Adelaide Research and Scholarship : Schools and Disciplines : School of Earth and Environmental Sciences : Earth and Environmental Sciences publications

Please use this identifier to cite or link to this item: http://hdl.handle.net/2440/73550

Type: Journal article
Title: Aipysurus mosaicus, a new species of egg-eating sea snake (Elapidae: Hydrophiinae), with a redescription of Aipysurus eydouxii (Gray, 1849)
Author: Sanders, Kate Laura
Rasmussen, Arne R.
Elmberg, Johan
Mumpuni
Guinea, Michael
Blias, Peter
Lee, Michael Soon Yoong
Fry, Bryan G.
Citation: Zootaxa, 2012;(3431):1-18
Publisher: Magnolia Press
Issue Date: 2012
ISSN: 1175-5326
1175-5334
School/Discipline: School of Earth and Environmental Sciences
Statement of
Responsibility: 
Kate L. Sanders, Arne R. Rasmussen, Johann Elmberg, Mumpuni, Michael Guinea, Peter Blias, Michael S.Y. Lee and Bryan G. Fry
Abstract: We describe a new species of egg-eating sea snake, Aipysurus mosaicus sp. nov., from northern Australia and southern New Guinea. This species was previously considered to be an allopatric population of A. eydouxii, which occurs throughout the Sunda Shelf and in New Guinea. Molecular analyses reveal these two species to be sister lineages with fixed nucleotide substitutions at three independent mitochondrial and nuclear loci, and a deep phylogenetic divergence exceeding that of all other sampled species pairs in Aipysurus. Aipysurus mosaicus sp. nov. is also distinguished from A. eydouxii by morphological characters relating to scalation (e.g. number of ventral scales), colour pattern (e.g. number and shape of transverse body bands), internal soft anatomy (e.g. position of heart in relation to ventral scales), and skeletal morphology (e.g. shape of nasal and caudal neural spines). Additional sampling is needed to clarify the extent of geographic contact between A. eydouxii and the new species in New Guinea where they appear to be sympatric. It is likely that the boundaries between these taxa will be mirrored in other coastal sea snakes with ranges spanning the deep waters of the Timor Trench; discovery of such cryptic species will have important implications for conservation of this highly diverse but relatively poorly studied group of marine vertebrates.
Keywords: Anonymous nuclear; hydrophiinae; Indo-Australia; marine; mitochondrial; morphology
Rights: Copyright © 2012 Magnolia Press
RMID: 0020121792
Description (link): http://www.mapress.com/zootaxa/list/2012/3431.html
Appears in Collections:Environment Institute publications
Earth and Environmental Sciences publications

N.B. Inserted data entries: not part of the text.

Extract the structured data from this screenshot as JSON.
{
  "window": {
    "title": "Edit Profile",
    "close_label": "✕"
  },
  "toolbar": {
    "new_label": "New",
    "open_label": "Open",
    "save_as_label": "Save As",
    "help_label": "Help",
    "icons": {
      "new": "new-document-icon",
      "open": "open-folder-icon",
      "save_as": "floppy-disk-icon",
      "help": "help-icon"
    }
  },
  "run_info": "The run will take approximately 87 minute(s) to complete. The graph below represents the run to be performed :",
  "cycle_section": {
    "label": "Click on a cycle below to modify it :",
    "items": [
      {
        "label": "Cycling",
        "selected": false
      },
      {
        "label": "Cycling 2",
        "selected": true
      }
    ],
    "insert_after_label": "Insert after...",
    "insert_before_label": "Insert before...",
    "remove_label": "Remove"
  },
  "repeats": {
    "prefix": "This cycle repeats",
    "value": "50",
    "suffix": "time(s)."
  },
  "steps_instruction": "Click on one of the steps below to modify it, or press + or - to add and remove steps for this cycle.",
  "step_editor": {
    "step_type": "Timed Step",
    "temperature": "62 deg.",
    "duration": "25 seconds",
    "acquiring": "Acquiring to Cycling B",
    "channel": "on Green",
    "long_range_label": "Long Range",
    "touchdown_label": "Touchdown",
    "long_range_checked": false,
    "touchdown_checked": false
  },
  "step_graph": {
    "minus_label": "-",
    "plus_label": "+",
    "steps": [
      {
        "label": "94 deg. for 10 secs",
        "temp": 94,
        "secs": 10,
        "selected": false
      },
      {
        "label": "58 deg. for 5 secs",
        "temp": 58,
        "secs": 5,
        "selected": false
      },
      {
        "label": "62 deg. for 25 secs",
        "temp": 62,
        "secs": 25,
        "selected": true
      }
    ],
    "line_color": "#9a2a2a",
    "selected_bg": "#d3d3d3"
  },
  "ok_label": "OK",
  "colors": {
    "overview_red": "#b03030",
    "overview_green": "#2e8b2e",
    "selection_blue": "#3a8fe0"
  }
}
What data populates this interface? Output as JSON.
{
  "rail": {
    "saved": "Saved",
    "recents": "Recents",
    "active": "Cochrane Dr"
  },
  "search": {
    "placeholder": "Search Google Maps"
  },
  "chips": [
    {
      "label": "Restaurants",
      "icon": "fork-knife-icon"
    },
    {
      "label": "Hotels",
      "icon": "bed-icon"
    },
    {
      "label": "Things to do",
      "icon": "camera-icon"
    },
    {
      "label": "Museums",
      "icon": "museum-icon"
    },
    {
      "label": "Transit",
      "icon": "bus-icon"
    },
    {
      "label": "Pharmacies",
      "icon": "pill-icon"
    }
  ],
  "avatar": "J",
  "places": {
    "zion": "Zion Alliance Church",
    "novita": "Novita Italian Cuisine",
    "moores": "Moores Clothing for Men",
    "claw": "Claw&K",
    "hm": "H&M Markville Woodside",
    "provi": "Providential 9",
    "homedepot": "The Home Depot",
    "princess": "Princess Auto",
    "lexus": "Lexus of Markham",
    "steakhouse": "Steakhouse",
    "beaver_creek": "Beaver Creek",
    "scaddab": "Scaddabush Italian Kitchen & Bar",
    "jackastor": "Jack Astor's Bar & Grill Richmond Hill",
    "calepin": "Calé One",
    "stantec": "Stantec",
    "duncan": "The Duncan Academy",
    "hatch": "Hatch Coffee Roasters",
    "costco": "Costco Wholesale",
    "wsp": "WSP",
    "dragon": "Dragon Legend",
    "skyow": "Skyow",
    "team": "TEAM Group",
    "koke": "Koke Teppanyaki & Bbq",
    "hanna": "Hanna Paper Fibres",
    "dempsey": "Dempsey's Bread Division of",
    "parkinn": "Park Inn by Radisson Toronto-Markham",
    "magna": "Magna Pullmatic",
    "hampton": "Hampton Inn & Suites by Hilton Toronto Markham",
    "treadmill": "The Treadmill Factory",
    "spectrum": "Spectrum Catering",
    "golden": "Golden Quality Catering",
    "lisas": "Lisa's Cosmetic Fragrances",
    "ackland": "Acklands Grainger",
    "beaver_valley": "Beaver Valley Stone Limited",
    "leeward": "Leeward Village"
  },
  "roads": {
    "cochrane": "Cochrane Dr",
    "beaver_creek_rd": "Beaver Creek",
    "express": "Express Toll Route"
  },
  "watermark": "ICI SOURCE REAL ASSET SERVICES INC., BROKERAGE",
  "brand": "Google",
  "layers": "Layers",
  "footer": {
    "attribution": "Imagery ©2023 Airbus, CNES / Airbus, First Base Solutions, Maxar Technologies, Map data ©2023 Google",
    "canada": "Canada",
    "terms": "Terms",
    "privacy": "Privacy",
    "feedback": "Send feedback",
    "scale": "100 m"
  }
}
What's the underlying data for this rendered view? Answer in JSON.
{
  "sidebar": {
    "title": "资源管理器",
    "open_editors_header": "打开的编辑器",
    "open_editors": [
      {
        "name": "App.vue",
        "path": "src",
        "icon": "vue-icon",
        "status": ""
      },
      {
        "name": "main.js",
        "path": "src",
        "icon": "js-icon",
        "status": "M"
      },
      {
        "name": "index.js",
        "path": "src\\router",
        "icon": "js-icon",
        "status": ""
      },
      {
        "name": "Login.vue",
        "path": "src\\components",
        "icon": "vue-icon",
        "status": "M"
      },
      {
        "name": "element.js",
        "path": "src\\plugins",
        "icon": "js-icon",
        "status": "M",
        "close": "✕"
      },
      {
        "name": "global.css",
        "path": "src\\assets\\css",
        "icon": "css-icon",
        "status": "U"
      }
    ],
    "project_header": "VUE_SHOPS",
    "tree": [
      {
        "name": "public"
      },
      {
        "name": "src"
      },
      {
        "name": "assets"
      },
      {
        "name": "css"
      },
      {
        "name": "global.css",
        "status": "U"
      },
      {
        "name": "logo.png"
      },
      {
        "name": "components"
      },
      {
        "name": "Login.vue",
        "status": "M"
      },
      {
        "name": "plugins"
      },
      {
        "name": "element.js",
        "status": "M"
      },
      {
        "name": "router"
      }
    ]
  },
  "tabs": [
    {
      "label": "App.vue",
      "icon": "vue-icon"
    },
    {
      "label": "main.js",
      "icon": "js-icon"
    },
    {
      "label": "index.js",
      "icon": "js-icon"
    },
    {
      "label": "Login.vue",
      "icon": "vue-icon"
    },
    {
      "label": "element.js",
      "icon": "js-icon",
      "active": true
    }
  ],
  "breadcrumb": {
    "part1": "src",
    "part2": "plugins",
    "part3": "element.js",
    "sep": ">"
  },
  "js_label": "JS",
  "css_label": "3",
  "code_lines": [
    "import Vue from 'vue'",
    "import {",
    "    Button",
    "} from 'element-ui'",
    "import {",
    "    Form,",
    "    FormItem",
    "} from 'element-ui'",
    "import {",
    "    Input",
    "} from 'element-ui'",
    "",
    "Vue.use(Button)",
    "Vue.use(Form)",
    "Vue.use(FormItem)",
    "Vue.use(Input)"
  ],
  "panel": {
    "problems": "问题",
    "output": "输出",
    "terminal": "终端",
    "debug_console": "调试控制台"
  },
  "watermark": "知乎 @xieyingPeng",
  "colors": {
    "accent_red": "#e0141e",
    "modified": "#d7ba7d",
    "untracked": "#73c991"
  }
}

There are no files associated with this item.

Items in DSpace are protected by copyright, with all rights reserved, unless otherwise indicated.

 

© 2008 The University of Adelaide
library@adelaide.edu.au
CRICOS Provider Number 00123M
Service Charter | Copyright | Privacy | Disclaimer